And so let us tear ourselves away from Beau Brummell's doorstep in Chesterfield Street and return to the top of the pavement and Charles Street and my preoccupation with doorways.
You have to allow that the doorway at No. 26 is a real pip, complete with a plaster bust above the entranceway. Neither Hibbert nor Google have enlightened me thus far, so if anyone knows more about this house, please let me know. Let us proceed . . . . .
And wander aimlessly through the deserted streets until we find ourselves at this interesting building at the entrance to Hays Mews.
Look . . . . another bust. . . . . I am just now noticing that there was a plaque beside the door. I know I didn't notice it when I was standing there, or I'd have gone up and read it. Now I'm left to wonder, as are you, what this building houses. Sorry, old thing, wasn't thinking . . . . .
Let's make a right into Hays Mews, shall we?
This area was laid out circa 1750 to provide stables and coachhouses for the houses in Berkeley Square and adjacent streets. Architecturally, not much has changed, thank goodness, although there are now cars parked on the street, rather than a jaunty cabriolet.
As I've already divulged the contents of my pockets, you know that I had no map with me and, truly, from this point on I simply wandered the streets as the whim took me, so I don't have detailed descriptions of where some of the following photos were taken.

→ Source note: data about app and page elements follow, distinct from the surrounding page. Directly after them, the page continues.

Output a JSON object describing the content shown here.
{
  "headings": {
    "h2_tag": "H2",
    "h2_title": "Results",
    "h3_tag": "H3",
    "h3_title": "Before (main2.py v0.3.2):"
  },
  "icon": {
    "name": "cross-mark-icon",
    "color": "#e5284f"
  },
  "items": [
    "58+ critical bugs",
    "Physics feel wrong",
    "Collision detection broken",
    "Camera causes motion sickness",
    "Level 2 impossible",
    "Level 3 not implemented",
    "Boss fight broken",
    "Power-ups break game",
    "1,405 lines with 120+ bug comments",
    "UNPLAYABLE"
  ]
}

I wound up back at Charles Street, below, and still had the streets all to myself. I did warn you that I was oddly pre-occupied with house fronts and doorways, didn't I?
The Only Running Footman, at the corner of Hays Mews and Charles Street. Now an upmarket restaurant, for centuries, it was known as the I Am The Only Running Footman pub, frequented by servants from the houses in the area.
I'll leave you here, in Clarges Mews, for a bit until the next installment. I hope you've enjoyed our Mayfair stroll half as much as I did.
Part Three Coming Soon . . . . . . .